Collected data entries:
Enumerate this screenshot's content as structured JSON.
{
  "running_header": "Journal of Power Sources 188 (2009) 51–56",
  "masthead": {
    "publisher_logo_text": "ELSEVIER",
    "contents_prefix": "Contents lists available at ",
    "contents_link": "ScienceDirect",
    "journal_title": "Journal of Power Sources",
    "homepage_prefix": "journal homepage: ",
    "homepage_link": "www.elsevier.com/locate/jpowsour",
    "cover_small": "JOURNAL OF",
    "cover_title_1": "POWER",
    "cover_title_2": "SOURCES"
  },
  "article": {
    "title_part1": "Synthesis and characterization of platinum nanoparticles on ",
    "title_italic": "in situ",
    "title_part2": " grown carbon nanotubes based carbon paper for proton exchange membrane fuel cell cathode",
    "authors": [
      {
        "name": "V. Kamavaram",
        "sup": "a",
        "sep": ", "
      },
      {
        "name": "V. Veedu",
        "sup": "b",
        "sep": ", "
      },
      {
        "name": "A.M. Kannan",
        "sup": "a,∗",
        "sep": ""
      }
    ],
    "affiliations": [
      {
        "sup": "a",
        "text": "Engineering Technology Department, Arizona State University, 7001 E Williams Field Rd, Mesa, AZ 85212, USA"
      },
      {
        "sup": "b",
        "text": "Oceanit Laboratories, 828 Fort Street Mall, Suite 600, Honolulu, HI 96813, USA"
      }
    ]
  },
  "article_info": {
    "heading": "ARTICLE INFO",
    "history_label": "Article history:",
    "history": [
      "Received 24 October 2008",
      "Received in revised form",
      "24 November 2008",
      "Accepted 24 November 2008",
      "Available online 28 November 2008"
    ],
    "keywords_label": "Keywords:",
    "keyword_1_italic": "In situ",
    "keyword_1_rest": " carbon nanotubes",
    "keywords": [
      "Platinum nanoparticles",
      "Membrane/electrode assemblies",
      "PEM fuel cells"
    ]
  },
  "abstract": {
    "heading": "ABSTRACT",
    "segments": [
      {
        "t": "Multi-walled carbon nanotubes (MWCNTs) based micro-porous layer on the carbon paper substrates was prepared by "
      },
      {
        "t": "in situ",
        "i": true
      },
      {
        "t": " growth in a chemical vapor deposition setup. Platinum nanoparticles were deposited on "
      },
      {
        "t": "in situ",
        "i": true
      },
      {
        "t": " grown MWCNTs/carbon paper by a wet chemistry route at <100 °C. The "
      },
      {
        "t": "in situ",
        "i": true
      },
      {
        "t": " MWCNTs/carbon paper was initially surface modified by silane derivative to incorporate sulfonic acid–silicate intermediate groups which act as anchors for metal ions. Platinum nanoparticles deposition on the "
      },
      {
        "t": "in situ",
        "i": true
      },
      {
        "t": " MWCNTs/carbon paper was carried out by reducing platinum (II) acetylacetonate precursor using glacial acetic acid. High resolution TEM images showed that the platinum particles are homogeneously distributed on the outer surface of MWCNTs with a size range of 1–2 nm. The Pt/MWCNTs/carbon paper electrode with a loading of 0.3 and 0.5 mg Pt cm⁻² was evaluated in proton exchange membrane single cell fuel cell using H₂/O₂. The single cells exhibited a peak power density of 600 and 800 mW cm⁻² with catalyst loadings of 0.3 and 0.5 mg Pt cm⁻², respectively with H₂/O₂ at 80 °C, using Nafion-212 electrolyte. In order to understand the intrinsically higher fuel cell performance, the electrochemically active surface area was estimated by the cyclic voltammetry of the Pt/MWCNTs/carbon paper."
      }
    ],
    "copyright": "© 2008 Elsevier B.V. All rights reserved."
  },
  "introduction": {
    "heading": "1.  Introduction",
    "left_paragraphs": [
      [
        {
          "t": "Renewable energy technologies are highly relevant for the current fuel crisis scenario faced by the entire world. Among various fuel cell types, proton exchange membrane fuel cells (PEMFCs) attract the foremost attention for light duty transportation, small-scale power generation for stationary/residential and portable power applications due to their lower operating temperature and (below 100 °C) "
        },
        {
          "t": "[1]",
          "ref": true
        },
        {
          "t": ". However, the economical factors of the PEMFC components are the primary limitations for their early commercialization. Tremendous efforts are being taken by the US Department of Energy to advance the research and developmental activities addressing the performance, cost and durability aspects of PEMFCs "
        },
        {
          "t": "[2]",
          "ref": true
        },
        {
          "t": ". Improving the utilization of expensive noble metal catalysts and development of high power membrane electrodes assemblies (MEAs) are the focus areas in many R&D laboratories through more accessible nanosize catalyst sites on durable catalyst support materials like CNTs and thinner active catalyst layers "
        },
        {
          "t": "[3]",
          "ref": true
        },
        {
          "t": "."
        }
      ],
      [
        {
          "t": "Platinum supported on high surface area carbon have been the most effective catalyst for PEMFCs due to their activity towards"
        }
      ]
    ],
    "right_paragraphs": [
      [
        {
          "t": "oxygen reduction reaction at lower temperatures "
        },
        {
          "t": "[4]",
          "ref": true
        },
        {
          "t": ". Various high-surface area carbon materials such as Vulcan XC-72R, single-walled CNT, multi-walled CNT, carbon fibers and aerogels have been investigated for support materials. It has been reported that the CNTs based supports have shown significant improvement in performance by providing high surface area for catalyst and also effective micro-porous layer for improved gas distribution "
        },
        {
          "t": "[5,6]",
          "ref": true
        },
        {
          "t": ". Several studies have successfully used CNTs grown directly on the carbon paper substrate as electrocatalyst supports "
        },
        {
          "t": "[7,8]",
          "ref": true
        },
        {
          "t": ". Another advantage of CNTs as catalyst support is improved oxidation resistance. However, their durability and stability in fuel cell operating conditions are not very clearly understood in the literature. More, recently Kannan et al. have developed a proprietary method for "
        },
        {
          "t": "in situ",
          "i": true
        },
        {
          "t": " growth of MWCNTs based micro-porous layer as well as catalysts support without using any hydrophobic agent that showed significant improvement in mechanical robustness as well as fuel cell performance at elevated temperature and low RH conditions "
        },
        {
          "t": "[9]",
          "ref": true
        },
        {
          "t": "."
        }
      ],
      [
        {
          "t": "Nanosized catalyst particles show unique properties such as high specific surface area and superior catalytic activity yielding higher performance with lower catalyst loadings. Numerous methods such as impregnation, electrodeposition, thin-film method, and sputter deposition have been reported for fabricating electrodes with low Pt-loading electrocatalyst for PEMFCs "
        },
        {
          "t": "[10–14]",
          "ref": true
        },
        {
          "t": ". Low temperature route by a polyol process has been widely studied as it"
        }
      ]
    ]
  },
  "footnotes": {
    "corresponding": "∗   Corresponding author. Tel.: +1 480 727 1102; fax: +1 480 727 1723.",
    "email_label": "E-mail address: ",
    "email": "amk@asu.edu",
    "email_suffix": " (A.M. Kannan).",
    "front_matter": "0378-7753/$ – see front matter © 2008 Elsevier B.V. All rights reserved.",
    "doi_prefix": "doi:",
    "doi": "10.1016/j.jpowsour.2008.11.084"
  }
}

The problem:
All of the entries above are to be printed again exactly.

Reply to the task:
Enumerate this screenshot's content as structured JSON.
{
  "running_header": "Journal of Power Sources 188 (2009) 51–56",
  "masthead": {
    "publisher_logo_text": "ELSEVIER",
    "contents_prefix": "Contents lists available at ",
    "contents_link": "ScienceDirect",
    "journal_title": "Journal of Power Sources",
    "homepage_prefix": "journal homepage: ",
    "homepage_link": "www.elsevier.com/locate/jpowsour",
    "cover_small": "JOURNAL OF",
    "cover_title_1": "POWER",
    "cover_title_2": "SOURCES"
  },
  "article": {
    "title_part1": "Synthesis and characterization of platinum nanoparticles on ",
    "title_italic": "in situ",
    "title_part2": " grown carbon nanotubes based carbon paper for proton exchange membrane fuel cell cathode",
    "authors": [
      {
        "name": "V. Kamavaram",
        "sup": "a",
        "sep": ", "
      },
      {
        "name": "V. Veedu",
        "sup": "b",
        "sep": ", "
      },
      {
        "name": "A.M. Kannan",
        "sup": "a,∗",
        "sep": ""
      }
    ],
    "affiliations": [
      {
        "sup": "a",
        "text": "Engineering Technology Department, Arizona State University, 7001 E Williams Field Rd, Mesa, AZ 85212, USA"
      },
      {
        "sup": "b",
        "text": "Oceanit Laboratories, 828 Fort Street Mall, Suite 600, Honolulu, HI 96813, USA"
      }
    ]
  },
  "article_info": {
    "heading": "ARTICLE INFO",
    "history_label": "Article history:",
    "history": [
      "Received 24 October 2008",
      "Received in revised form",
      "24 November 2008",
      "Accepted 24 November 2008",
      "Available online 28 November 2008"
    ],
    "keywords_label": "Keywords:",
    "keyword_1_italic": "In situ",
    "keyword_1_rest": " carbon nanotubes",
    "keywords": [
      "Platinum nanoparticles",
      "Membrane/electrode assemblies",
      "PEM fuel cells"
    ]
  },
  "abstract": {
    "heading": "ABSTRACT",
    "segments": [
      {
        "t": "Multi-walled carbon nanotubes (MWCNTs) based micro-porous layer on the carbon paper substrates was prepared by "
      },
      {
        "t": "in situ",
        "i": true
      },
      {
        "t": " growth in a chemical vapor deposition setup. Platinum nanoparticles were deposited on "
      },
      {
        "t": "in situ",
        "i": true
      },
      {
        "t": " grown MWCNTs/carbon paper by a wet chemistry route at <100 °C. The "
      },
      {
        "t": "in situ",
        "i": true
      },
      {
        "t": " MWCNTs/carbon paper was initially surface modified by silane derivative to incorporate sulfonic acid–silicate intermediate groups which act as anchors for metal ions. Platinum nanoparticles deposition on the "
      },
      {
        "t": "in situ",
        "i": true
      },
      {
        "t": " MWCNTs/carbon paper was carried out by reducing platinum (II) acetylacetonate precursor using glacial acetic acid. High resolution TEM images showed that the platinum particles are homogeneously distributed on the outer surface of MWCNTs with a size range of 1–2 nm. The Pt/MWCNTs/carbon paper electrode with a loading of 0.3 and 0.5 mg Pt cm⁻² was evaluated in proton exchange membrane single cell fuel cell using H₂/O₂. The single cells exhibited a peak power density of 600 and 800 mW cm⁻² with catalyst loadings of 0.3 and 0.5 mg Pt cm⁻², respectively with H₂/O₂ at 80 °C, using Nafion-212 electrolyte. In order to understand the intrinsically higher fuel cell performance, the electrochemically active surface area was estimated by the cyclic voltammetry of the Pt/MWCNTs/carbon paper."
      }
    ],
    "copyright": "© 2008 Elsevier B.V. All rights reserved."
  },
  "introduction": {
    "heading": "1.  Introduction",
    "left_paragraphs": [
      [
        {
          "t": "Renewable energy technologies are highly relevant for the current fuel crisis scenario faced by the entire world. Among various fuel cell types, proton exchange membrane fuel cells (PEMFCs) attract the foremost attention for light duty transportation, small-scale power generation for stationary/residential and portable power applications due to their lower operating temperature and (below 100 °C) "
        },
        {
          "t": "[1]",
          "ref": true
        },
        {
          "t": ". However, the economical factors of the PEMFC components are the primary limitations for their early commercialization. Tremendous efforts are being taken by the US Department of Energy to advance the research and developmental activities addressing the performance, cost and durability aspects of PEMFCs "
        },
        {
          "t": "[2]",
          "ref": true
        },
        {
          "t": ". Improving the utilization of expensive noble metal catalysts and development of high power membrane electrodes assemblies (MEAs) are the focus areas in many R&D laboratories through more accessible nanosize catalyst sites on durable catalyst support materials like CNTs and thinner active catalyst layers "
        },
        {
          "t": "[3]",
          "ref": true
        },
        {
          "t": "."
        }
      ],
      [
        {
          "t": "Platinum supported on high surface area carbon have been the most effective catalyst for PEMFCs due to their activity towards"
        }
      ]
    ],
    "right_paragraphs": [
      [
        {
          "t": "oxygen reduction reaction at lower temperatures "
        },
        {
          "t": "[4]",
          "ref": true
        },
        {
          "t": ". Various high-surface area carbon materials such as Vulcan XC-72R, single-walled CNT, multi-walled CNT, carbon fibers and aerogels have been investigated for support materials. It has been reported that the CNTs based supports have shown significant improvement in performance by providing high surface area for catalyst and also effective micro-porous layer for improved gas distribution "
        },
        {
          "t": "[5,6]",
          "ref": true
        },
        {
          "t": ". Several studies have successfully used CNTs grown directly on the carbon paper substrate as electrocatalyst supports "
        },
        {
          "t": "[7,8]",
          "ref": true
        },
        {
          "t": ". Another advantage of CNTs as catalyst support is improved oxidation resistance. However, their durability and stability in fuel cell operating conditions are not very clearly understood in the literature. More, recently Kannan et al. have developed a proprietary method for "
        },
        {
          "t": "in situ",
          "i": true
        },
        {
          "t": " growth of MWCNTs based micro-porous layer as well as catalysts support without using any hydrophobic agent that showed significant improvement in mechanical robustness as well as fuel cell performance at elevated temperature and low RH conditions "
        },
        {
          "t": "[9]",
          "ref": true
        },
        {
          "t": "."
        }
      ],
      [
        {
          "t": "Nanosized catalyst particles show unique properties such as high specific surface area and superior catalytic activity yielding higher performance with lower catalyst loadings. Numerous methods such as impregnation, electrodeposition, thin-film method, and sputter deposition have been reported for fabricating electrodes with low Pt-loading electrocatalyst for PEMFCs "
        },
        {
          "t": "[10–14]",
          "ref": true
        },
        {
          "t": ". Low temperature route by a polyol process has been widely studied as it"
        }
      ]
    ]
  },
  "footnotes": {
    "corresponding": "∗   Corresponding author. Tel.: +1 480 727 1102; fax: +1 480 727 1723.",
    "email_label": "E-mail address: ",
    "email": "amk@asu.edu",
    "email_suffix": " (A.M. Kannan).",
    "front_matter": "0378-7753/$ – see front matter © 2008 Elsevier B.V. All rights reserved.",
    "doi_prefix": "doi:",
    "doi": "10.1016/j.jpowsour.2008.11.084"
  }
}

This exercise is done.